A, which is important for the growth and development
of the human body and preserves the organ tissues
of the body.
is essential for muscles, nerves and the heart,
it helps muscles contract and keeps blood pressure
stable. Potassium maintains fluid balance, maintains
mineral balance of blood, metabolism of glucose
(for energy) and the synthesis of fatty acids
and cholesterol. It assists Protein distribution
and helps regulate heartbeat.
combines with calcium to develop and maintain
proper skeletal growth, strong bones and tooth
development It enhances other nutrients, assists
Kidney functioning and the transfer of nerve impulses.
Phosphorous utilizes carbohydrates, fats and proteins
for growth, maintenance, repair of cells, and
is the most abundant mineral in our body, and
accounts for around 1.5% of total body weight.
The distribution of calcium is mainly in the bones
and teeth (99%), with a little found in soft tissues
and the blood. In children, the body’s calcium
is completely renewed annually, and every ten
years in adults, and so regular input is essential.
Calcium is required for the structure of bones
and teeth, and is also involved in normal muscle
function, nerve function, as well as blood clotting.
It is the most abundant mineral in the body, comprising
over 1.5% of the total body weight, of which about
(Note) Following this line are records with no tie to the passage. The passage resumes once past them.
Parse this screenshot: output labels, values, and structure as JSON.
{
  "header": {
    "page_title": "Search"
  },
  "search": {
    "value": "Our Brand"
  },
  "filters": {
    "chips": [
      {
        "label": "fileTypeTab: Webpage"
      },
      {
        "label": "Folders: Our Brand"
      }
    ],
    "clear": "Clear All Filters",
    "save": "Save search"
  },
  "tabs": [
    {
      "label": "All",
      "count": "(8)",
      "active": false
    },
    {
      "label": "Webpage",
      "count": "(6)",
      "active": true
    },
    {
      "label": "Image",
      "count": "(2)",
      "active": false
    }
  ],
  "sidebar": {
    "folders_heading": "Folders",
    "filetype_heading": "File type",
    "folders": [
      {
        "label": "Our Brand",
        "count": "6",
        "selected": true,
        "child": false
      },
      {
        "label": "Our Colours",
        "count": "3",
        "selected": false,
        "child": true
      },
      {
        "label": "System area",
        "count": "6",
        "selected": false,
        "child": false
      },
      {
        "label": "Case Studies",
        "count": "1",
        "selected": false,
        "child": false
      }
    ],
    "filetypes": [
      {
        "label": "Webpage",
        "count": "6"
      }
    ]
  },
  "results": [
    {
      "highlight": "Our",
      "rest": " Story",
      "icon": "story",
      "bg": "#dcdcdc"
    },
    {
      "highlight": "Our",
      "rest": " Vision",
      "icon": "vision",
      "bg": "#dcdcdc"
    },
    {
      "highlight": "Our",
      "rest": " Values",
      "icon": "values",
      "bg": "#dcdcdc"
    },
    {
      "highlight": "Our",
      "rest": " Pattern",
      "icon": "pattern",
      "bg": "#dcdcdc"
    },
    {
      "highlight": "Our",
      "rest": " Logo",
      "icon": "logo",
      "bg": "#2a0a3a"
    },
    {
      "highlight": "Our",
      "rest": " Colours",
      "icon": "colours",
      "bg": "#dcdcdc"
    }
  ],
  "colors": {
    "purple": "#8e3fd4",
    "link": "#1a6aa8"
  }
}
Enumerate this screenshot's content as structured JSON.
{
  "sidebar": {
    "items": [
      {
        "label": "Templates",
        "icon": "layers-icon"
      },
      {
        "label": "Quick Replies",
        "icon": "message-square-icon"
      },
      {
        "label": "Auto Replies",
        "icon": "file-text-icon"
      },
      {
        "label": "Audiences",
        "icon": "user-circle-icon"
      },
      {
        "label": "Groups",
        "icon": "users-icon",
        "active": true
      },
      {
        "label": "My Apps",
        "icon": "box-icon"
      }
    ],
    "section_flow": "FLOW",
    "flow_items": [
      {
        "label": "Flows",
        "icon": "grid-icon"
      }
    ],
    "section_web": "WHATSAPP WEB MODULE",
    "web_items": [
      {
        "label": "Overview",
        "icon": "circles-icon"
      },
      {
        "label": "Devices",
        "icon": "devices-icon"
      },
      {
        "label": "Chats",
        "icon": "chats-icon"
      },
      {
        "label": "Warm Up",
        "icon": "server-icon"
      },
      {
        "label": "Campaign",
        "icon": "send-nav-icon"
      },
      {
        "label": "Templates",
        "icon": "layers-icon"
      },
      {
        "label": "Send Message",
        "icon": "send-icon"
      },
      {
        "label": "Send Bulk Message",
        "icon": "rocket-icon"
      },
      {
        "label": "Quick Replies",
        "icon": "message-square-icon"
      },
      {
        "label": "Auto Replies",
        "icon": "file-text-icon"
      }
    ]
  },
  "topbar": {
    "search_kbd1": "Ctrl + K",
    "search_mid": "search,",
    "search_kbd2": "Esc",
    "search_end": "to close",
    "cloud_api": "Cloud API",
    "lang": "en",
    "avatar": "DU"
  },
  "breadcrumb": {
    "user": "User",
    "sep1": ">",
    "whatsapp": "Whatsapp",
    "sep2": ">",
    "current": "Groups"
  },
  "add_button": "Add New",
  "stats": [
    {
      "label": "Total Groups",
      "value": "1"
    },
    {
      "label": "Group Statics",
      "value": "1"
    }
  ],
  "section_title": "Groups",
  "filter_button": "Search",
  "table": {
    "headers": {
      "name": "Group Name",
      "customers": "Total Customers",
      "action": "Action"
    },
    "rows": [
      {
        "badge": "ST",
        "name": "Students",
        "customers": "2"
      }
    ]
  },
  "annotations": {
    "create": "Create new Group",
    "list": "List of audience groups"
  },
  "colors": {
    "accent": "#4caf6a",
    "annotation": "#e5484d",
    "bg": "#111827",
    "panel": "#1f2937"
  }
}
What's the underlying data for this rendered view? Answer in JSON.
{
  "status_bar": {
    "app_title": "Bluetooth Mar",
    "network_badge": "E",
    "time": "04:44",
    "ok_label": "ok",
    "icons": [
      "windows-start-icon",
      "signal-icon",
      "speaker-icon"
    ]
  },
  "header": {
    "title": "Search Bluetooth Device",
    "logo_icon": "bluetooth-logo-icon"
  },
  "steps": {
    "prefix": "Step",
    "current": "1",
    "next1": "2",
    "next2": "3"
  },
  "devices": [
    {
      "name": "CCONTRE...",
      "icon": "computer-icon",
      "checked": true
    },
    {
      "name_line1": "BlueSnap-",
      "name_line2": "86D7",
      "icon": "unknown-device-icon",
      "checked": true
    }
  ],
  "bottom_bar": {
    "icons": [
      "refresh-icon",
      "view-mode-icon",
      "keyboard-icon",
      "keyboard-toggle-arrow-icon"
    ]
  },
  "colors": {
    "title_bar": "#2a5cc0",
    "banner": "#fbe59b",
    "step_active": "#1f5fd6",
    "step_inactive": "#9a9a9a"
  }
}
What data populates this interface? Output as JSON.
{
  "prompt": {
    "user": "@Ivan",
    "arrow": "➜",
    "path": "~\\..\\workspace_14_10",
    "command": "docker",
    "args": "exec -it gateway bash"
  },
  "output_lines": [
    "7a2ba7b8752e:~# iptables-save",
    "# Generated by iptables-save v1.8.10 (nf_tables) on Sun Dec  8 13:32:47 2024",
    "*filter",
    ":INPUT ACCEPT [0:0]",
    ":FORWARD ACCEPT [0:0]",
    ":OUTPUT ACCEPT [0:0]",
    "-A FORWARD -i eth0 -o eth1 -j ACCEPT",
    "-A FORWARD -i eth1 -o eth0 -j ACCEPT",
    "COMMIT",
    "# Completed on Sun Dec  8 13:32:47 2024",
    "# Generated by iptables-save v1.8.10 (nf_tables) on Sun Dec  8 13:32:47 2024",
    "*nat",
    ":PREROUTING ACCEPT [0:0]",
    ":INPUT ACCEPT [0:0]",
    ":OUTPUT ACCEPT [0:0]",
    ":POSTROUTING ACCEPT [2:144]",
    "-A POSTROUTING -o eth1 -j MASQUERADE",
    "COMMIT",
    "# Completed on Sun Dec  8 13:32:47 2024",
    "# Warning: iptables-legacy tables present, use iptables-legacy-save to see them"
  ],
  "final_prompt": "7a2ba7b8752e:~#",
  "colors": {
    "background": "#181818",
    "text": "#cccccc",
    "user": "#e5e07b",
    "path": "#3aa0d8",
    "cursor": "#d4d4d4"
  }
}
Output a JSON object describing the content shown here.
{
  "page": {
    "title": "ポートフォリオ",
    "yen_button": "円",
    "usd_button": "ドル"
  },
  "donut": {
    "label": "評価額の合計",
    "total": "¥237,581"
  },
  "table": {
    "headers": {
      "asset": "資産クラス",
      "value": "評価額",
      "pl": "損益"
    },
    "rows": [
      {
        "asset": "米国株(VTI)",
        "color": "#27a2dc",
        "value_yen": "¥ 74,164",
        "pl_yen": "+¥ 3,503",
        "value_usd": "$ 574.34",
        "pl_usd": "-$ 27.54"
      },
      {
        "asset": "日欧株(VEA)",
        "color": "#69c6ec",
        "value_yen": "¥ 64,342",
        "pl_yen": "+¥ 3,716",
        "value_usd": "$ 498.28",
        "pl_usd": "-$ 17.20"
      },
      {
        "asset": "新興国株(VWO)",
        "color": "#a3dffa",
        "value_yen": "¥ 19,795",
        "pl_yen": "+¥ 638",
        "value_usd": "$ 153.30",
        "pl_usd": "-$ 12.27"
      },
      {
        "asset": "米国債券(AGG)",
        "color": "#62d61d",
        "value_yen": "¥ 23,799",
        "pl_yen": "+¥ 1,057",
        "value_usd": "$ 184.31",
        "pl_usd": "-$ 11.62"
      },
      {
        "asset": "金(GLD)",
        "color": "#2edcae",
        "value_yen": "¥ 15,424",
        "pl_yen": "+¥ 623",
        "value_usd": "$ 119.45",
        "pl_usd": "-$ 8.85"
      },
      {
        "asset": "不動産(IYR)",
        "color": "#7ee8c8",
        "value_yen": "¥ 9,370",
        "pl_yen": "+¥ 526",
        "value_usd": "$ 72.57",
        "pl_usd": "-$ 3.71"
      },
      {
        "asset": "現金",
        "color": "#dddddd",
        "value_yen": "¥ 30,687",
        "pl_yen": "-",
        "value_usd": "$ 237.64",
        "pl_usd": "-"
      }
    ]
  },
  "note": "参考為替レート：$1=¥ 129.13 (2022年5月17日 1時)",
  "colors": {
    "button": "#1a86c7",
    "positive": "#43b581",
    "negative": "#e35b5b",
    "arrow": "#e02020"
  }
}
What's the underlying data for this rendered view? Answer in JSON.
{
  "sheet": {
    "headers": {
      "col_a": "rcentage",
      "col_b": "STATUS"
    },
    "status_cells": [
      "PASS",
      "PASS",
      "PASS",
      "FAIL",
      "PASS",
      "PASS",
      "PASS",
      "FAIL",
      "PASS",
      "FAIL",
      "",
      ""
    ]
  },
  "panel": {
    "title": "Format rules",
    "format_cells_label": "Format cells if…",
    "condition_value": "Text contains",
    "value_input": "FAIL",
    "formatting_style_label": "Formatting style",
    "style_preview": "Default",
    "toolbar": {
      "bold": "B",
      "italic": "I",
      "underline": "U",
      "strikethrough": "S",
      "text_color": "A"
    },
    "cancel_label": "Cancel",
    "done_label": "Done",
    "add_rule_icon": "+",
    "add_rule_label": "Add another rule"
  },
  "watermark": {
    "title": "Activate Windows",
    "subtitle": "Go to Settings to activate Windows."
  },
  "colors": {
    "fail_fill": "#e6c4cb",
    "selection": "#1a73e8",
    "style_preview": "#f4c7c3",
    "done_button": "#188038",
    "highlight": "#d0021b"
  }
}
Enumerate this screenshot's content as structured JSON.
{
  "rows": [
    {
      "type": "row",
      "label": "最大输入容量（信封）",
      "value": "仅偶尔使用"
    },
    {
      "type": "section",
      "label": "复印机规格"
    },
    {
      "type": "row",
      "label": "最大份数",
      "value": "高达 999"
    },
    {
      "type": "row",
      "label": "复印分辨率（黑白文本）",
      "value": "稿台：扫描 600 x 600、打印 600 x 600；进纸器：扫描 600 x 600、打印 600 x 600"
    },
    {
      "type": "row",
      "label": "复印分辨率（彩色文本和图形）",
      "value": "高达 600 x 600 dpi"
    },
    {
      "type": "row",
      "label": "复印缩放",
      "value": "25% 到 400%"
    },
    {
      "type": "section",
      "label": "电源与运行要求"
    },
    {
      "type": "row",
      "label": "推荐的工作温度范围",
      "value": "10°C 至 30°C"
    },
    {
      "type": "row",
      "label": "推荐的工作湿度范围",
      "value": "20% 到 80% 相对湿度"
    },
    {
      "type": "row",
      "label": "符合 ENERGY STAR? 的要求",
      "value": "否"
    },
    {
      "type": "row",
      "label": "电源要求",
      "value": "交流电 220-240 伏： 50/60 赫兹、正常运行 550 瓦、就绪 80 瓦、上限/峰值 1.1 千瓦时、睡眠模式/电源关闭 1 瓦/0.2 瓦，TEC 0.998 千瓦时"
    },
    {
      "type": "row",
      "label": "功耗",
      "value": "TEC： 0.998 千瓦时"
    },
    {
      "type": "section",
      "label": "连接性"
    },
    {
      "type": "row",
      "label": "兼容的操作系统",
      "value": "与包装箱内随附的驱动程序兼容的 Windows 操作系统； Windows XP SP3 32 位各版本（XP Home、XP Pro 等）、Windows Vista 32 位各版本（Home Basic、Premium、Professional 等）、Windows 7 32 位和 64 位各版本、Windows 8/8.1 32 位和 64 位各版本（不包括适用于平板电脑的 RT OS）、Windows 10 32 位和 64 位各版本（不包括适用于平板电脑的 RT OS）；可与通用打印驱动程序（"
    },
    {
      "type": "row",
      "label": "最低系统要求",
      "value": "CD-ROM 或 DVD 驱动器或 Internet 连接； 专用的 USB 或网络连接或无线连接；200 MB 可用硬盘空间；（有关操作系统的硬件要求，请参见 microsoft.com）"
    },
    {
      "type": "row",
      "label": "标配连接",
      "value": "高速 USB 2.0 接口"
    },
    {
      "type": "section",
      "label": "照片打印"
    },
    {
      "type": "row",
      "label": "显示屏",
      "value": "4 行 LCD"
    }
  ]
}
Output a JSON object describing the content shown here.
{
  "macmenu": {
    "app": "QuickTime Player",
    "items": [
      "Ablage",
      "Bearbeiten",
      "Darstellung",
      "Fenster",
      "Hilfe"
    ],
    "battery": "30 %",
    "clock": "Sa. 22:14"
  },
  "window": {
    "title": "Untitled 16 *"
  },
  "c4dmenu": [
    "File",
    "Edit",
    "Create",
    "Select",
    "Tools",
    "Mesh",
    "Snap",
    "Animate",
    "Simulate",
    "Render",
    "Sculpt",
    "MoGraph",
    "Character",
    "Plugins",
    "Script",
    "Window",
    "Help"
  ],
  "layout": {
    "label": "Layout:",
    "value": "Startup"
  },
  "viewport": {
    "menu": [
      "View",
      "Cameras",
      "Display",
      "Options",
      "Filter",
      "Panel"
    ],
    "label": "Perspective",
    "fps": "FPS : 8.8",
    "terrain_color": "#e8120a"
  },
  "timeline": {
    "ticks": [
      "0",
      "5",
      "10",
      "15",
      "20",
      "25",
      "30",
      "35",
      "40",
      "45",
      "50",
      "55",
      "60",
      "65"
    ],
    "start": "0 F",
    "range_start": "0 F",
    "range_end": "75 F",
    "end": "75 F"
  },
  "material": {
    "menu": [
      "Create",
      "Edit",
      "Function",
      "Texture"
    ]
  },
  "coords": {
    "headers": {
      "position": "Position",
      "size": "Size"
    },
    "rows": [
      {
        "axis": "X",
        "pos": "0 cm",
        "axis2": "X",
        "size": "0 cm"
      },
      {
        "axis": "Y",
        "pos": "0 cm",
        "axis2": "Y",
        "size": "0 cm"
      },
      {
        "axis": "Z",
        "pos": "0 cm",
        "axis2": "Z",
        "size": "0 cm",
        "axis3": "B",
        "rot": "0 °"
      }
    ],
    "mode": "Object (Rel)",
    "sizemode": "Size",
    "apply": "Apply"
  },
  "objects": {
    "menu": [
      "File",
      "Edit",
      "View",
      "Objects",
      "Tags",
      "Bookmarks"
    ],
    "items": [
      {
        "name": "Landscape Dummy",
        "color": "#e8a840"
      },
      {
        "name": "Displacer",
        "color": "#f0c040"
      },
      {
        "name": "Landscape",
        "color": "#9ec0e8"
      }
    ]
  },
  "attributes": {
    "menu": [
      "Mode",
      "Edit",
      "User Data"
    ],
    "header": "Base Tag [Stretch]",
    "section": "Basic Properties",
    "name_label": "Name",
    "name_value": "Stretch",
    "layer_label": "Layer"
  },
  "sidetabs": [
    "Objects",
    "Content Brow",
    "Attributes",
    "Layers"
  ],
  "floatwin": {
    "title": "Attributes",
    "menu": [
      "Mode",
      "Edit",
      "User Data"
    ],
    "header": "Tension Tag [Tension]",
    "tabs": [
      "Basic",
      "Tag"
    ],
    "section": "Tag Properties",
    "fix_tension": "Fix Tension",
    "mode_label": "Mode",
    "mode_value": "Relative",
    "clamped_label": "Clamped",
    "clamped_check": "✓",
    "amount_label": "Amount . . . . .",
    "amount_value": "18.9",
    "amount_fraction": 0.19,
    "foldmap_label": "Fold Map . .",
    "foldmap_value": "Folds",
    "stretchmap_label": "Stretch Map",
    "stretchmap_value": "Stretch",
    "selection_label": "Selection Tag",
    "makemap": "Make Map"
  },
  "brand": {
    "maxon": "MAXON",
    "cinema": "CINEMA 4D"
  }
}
99% is found in the bones. The remaining 1% of
calcium is found in the soft tissues.